This is an old chesnut from communication/performance theory favorite Erving Goffman, who wrote a book in the 1950’s called “The Presentation of Self in Everyday Life” which is still regularly assigned to reluctant undergraduates. He watched people in regular, every day situations, as they put on smiling faces or professional faces or relaxed around their friends. Goffman came up with the dramaturgical metaphor for everyday life which includes the idea of “frontstage” (public, to all) and “backstage” (private, to “insiders”). If you’ve ever worked retail or food service, you know what it’s like to go on the “floor” versus “the back” or “the kitchen”. The floor is scripted and artificial; the back is just as constructed, but in a much more relaxed, “real” kind of way.
In social networking sites, “context” can be a few things. First, the application itself– my LinkedIn profile is very different from my MySpace profile (which is under a pseudonym for this exact reason). This is not only because the assumed purpose of the application is different, but because the fields and capacities available to me are different. Second, it can be our location within a larger network of friends. If you look at teen MySpace profiles, you’ll see common visual and textual tropes from friend-to-friend, throughout communities – maybe they all have sexy pictures of themselves, or ironic names, or use a certain font or have a certain widget.

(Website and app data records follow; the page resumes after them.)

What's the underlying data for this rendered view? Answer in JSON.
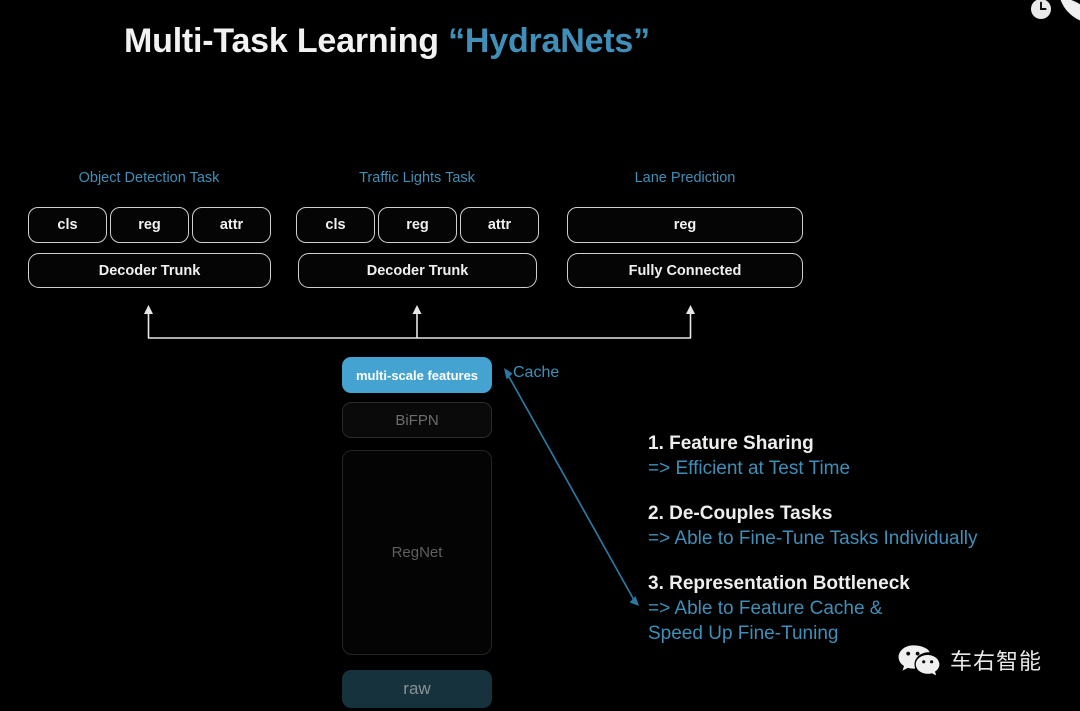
{
  "slide": {
    "background_color": "#000000",
    "accent_color": "#3f8fb8",
    "highlight_color": "#45a3d1",
    "title_main": "Multi-Task Learning ",
    "title_accent": "“HydraNets”"
  },
  "decorations": {
    "clock_icon": "clock-icon",
    "leaf_icon": "leaf-shape"
  },
  "tasks": [
    {
      "label": "Object Detection Task",
      "heads": [
        "cls",
        "reg",
        "attr"
      ],
      "trunk": "Decoder Trunk"
    },
    {
      "label": "Traffic Lights Task",
      "heads": [
        "cls",
        "reg",
        "attr"
      ],
      "trunk": "Decoder Trunk"
    },
    {
      "label": "Lane Prediction",
      "heads": [
        "reg"
      ],
      "trunk": "Fully Connected"
    }
  ],
  "backbone": {
    "multi_scale_features": "multi-scale features",
    "bifpn": "BiFPN",
    "regnet": "RegNet",
    "raw": "raw",
    "cache_label": "Cache"
  },
  "bullets": [
    {
      "head": "1. Feature Sharing",
      "sub1": "=> Efficient at Test Time",
      "sub2": ""
    },
    {
      "head": "2. De-Couples Tasks",
      "sub1": "=> Able to Fine-Tune Tasks Individually",
      "sub2": ""
    },
    {
      "head": "3. Representation Bottleneck",
      "sub1": "=> Able to Feature Cache &",
      "sub2": "Speed Up Fine-Tuning"
    }
  ],
  "watermark": {
    "logo": "wechat-logo",
    "text": "车右智能"
  }
}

Audience also comes into play. The cultural anxiety around teen profiles is often about parents or teachers seeing “backstage” identity performance where they’re used to seeing “frontstage” identity performance. When I was a naive MA student, I used my RealName in my MySpace profile, which severely embarassed me while I was visiting Northwestern and found that the current PhD students had looked up all the prospectives on MySpace. My bad! I tell my students that I don’t look at their Facebook profiles, and I really don’t. Although Facebook is fairly good about letting people set their privacy settings, the fact that Facebook originated from semi-closed student communities created certain cultural norms around university communities. We create profiles based on who we think will see them, which can be very different from the people who do see them.
4.SNS don’t care about you.
They care about you as an eyeball or as a creator of sticky time, but they don’t care about you. They just want you to stay on the site, tell them what bands you like, and ratchet up their numbers (pageviews, user accounts, clickthroughs). Merge your contact info, install their proprietary IM application, invite all your friends to join, create a really awesome profile that will encourage other people to spend more time on the site, provide more and more and more and more information that lets behavioral targeting get more and more and more and more “accurate”. But MySpace or Friendster or Hi5 or Bebo or Facebook would remove your favorite feature or block your favorite widget provider in a second if it threatened their profit model. They would disallow MySpace codes if they could. It’s all about the money; it’s not a free service. It’s a service insofar as it encourages you to stay on the site. It’s not about what’s the best experience for you or what’s the most fun or the most interesting.
I’m finishing up my paper for the JCMC about social networking sites and profit models. Look for more on that soon.